(Data records)
★ ★ ★ ★ ★ ★ ★

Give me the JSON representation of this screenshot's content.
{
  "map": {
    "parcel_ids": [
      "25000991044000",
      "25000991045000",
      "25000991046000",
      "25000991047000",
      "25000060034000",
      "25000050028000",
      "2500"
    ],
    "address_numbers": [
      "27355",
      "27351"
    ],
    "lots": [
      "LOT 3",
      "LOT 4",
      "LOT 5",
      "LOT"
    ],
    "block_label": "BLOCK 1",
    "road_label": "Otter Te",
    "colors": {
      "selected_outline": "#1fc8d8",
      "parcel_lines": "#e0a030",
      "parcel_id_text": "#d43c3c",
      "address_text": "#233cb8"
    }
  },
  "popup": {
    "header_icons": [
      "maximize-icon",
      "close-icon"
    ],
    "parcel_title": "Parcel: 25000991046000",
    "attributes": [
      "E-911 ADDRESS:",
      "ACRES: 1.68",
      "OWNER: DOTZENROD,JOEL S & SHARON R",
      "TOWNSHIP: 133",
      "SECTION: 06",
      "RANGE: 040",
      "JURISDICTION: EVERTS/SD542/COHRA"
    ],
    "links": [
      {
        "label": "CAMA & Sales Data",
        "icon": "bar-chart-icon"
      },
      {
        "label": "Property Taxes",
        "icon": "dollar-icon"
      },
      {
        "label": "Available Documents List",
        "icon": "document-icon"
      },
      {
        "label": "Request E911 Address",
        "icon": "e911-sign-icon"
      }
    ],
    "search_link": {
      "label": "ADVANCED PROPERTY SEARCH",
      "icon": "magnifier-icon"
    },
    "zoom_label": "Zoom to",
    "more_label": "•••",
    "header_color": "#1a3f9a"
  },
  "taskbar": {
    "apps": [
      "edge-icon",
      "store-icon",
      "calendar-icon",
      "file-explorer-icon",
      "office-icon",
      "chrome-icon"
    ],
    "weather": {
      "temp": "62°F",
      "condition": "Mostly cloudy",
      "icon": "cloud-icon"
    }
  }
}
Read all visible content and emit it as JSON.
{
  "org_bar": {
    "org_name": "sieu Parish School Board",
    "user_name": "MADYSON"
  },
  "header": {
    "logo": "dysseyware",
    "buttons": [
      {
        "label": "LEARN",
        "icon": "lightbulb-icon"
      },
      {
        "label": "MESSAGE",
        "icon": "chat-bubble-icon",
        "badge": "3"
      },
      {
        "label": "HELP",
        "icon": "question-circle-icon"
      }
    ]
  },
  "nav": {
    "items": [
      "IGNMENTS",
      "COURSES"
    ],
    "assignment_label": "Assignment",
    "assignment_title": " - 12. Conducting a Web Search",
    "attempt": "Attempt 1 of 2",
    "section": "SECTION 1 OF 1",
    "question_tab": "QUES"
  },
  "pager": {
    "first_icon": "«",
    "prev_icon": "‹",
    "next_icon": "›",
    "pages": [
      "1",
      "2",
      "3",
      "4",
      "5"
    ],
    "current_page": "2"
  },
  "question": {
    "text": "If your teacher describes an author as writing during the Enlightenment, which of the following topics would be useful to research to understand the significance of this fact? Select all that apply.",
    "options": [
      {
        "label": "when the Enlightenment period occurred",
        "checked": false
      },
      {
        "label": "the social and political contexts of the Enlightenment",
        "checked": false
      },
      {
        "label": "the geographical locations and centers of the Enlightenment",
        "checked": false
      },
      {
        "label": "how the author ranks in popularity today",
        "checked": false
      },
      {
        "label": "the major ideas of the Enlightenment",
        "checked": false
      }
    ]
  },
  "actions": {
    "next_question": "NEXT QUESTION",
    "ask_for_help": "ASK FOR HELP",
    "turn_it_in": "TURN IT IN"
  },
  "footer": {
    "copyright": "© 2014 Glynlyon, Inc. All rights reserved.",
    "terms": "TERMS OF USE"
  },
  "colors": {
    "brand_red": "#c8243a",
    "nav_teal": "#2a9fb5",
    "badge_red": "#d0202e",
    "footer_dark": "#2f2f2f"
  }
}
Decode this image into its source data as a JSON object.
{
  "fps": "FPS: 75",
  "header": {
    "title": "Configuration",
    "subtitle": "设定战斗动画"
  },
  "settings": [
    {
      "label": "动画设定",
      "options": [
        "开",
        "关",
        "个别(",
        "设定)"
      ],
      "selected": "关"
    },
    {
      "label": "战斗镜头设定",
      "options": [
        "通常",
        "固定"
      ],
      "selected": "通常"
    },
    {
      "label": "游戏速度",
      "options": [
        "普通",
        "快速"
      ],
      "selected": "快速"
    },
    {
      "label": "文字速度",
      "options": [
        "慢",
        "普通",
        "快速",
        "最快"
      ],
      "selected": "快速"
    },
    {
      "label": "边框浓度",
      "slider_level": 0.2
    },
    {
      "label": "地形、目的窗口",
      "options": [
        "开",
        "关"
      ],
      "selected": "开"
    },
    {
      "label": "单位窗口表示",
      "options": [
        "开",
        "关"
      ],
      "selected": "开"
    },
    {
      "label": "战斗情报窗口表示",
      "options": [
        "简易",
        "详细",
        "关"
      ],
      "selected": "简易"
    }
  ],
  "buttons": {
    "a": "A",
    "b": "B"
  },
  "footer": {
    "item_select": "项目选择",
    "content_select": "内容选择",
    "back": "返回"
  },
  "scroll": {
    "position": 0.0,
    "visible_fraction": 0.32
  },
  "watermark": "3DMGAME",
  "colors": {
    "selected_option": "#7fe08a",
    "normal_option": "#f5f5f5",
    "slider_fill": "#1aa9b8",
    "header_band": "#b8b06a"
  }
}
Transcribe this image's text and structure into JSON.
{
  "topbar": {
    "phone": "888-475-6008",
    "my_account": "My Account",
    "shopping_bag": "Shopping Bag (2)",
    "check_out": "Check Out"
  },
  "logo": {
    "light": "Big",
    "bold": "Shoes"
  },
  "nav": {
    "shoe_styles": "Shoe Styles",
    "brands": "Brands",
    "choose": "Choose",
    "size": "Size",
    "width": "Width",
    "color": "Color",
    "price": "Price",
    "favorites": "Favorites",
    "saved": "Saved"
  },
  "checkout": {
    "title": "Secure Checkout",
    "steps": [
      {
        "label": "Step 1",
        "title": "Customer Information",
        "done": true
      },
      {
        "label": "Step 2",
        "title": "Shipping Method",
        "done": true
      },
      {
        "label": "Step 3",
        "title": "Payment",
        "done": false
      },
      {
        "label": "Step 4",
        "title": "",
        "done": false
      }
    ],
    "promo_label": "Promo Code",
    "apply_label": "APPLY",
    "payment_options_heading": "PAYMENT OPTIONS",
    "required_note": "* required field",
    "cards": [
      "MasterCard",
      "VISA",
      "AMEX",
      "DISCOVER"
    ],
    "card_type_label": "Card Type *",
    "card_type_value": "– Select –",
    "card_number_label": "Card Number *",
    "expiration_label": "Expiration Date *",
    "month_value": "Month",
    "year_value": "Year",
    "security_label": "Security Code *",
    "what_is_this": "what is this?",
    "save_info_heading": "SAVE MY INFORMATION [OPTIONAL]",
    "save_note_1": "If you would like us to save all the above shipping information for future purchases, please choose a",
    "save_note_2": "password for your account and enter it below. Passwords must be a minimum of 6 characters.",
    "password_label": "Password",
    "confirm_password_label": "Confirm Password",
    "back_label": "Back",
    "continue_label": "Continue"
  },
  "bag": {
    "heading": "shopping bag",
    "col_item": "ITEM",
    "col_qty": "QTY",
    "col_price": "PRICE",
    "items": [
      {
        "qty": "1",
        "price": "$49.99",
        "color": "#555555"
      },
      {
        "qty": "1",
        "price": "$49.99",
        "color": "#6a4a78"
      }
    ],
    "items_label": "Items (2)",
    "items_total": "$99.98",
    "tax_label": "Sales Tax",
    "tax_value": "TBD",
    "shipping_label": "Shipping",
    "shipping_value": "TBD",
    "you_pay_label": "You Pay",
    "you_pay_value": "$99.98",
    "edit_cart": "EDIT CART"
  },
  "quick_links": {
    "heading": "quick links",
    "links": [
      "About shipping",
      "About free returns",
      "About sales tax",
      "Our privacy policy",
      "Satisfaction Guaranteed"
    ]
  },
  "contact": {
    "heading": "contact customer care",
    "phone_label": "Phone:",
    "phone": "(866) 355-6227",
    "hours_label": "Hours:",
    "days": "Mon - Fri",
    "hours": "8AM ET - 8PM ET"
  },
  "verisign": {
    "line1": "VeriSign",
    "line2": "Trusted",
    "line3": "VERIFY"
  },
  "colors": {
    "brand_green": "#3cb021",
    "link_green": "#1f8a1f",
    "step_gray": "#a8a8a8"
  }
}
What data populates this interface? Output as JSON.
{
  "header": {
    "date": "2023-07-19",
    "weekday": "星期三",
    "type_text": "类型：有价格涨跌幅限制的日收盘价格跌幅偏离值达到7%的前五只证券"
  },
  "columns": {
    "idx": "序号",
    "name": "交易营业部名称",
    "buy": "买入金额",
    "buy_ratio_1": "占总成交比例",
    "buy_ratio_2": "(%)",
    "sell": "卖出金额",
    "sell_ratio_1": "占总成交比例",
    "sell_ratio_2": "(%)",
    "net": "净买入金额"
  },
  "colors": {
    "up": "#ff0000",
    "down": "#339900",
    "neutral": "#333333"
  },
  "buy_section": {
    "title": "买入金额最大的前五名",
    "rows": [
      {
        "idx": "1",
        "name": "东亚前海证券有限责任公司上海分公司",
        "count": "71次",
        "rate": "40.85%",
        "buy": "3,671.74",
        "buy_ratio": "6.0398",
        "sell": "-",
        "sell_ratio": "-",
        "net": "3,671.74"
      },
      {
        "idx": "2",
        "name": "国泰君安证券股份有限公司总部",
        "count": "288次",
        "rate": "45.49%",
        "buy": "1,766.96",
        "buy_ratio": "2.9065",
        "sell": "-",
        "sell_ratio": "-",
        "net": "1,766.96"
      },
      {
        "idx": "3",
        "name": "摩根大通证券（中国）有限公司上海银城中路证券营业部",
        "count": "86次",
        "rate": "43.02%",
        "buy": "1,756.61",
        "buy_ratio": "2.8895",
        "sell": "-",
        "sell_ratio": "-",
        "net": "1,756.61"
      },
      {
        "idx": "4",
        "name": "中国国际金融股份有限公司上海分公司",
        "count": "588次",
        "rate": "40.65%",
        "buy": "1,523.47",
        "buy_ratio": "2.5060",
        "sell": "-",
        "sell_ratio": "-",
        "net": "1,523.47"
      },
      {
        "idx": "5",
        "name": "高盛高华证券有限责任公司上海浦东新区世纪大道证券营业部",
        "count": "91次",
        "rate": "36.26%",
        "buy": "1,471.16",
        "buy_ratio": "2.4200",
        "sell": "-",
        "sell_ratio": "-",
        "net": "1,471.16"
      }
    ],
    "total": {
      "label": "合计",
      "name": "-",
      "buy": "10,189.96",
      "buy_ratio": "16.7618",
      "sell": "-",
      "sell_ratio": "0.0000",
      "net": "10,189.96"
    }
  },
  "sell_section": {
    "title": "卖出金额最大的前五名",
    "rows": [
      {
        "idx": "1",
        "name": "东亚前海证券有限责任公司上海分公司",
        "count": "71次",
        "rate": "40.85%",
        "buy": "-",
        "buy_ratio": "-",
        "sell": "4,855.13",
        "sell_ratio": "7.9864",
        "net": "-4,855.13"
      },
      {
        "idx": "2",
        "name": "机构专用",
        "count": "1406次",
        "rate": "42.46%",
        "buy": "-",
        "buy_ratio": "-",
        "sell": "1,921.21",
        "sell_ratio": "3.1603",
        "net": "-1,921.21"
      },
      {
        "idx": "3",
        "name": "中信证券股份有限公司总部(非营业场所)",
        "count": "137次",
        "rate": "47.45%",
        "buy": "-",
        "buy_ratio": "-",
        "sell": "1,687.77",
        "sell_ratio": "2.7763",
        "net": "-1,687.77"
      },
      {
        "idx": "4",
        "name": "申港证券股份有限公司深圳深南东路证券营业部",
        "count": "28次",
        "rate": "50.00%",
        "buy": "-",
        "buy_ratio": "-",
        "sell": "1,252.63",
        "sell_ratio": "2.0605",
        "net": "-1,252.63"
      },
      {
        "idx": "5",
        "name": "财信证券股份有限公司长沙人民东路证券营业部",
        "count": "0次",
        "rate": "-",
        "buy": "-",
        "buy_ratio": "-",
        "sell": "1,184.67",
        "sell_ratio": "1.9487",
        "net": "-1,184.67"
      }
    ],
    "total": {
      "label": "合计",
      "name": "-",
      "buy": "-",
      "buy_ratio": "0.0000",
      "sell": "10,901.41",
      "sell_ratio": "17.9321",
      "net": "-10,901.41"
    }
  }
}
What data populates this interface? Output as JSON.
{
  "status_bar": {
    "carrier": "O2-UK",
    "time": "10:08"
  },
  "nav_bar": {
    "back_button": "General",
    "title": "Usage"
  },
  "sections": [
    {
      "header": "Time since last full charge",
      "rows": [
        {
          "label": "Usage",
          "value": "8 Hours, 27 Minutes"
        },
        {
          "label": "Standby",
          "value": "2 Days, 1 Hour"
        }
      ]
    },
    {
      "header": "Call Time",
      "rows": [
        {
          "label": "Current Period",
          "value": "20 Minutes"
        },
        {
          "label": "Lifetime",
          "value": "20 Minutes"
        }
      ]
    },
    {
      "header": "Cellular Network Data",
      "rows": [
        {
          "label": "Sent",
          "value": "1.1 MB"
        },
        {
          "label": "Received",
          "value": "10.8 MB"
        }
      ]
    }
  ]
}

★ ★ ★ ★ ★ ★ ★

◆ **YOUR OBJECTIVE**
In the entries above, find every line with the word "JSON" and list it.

◆ **PROBLEM SOLUTION**
Give me the JSON representation of this screenshot's content.
Read all visible content and emit it as JSON.
Decode this image into its source data as a JSON object.
Transcribe this image's text and structure into JSON.
What data populates this interface? Output as JSON.
What data populates this interface? Output as JSON.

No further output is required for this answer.